Dataset rows for apps and sites:
▶
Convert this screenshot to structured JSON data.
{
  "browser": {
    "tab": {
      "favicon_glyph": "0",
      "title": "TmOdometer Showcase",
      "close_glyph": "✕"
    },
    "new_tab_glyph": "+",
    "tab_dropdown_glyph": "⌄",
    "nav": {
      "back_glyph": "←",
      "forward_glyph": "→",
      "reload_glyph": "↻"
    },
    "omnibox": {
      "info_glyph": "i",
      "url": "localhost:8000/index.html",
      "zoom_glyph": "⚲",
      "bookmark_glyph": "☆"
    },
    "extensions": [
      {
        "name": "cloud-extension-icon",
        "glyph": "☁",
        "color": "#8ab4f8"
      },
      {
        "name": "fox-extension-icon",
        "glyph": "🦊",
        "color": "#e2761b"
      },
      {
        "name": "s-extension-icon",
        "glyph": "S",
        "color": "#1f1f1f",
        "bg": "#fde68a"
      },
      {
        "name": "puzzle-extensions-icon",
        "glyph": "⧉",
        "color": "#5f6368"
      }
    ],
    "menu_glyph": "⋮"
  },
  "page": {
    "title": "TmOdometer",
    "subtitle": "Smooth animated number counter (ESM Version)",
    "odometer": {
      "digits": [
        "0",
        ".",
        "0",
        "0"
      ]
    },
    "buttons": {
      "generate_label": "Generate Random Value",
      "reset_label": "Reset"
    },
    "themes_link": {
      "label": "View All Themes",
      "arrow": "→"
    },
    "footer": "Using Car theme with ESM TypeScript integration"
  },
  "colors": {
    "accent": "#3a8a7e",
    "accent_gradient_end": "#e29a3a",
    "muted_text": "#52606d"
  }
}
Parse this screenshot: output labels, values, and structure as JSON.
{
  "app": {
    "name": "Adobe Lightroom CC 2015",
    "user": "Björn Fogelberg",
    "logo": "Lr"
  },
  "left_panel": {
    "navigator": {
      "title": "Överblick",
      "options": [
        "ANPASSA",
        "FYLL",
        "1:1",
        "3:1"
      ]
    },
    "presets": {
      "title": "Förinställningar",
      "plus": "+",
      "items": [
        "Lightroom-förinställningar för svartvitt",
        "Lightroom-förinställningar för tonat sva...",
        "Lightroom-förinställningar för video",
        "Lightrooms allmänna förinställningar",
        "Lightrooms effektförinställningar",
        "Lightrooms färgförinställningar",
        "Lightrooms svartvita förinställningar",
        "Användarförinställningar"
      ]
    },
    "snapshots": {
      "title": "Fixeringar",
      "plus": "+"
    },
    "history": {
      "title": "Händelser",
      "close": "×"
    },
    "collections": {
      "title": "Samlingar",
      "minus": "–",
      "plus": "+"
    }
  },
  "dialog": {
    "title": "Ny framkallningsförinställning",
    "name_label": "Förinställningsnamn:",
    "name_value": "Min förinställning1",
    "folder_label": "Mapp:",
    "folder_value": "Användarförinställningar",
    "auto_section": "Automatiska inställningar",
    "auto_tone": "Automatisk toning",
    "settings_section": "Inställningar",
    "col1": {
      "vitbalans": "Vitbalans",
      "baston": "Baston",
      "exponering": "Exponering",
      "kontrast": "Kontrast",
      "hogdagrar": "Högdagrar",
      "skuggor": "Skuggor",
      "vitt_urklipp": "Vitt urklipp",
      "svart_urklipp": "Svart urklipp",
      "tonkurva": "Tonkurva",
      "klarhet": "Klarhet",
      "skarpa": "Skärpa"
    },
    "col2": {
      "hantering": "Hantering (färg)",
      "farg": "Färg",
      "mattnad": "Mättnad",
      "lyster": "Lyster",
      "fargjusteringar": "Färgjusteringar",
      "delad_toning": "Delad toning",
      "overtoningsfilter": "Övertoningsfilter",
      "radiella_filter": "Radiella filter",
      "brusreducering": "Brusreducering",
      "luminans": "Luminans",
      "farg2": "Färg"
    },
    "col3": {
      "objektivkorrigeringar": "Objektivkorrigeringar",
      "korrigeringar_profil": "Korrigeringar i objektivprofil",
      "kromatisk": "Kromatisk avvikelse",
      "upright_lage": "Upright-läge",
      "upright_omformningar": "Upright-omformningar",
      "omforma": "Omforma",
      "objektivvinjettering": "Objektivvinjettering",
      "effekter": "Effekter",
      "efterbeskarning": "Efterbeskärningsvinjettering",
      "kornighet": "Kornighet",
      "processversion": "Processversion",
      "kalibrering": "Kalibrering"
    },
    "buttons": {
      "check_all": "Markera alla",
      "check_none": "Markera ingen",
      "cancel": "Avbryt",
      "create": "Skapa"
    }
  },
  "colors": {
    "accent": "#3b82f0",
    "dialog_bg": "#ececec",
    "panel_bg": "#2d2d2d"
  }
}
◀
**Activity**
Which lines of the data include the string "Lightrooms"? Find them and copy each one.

**Written solution**
        "Lightrooms allmänna förinställningar",
        "Lightrooms effektförinställningar",
        "Lightrooms färgförinställningar",
        "Lightrooms svartvita förinställningar",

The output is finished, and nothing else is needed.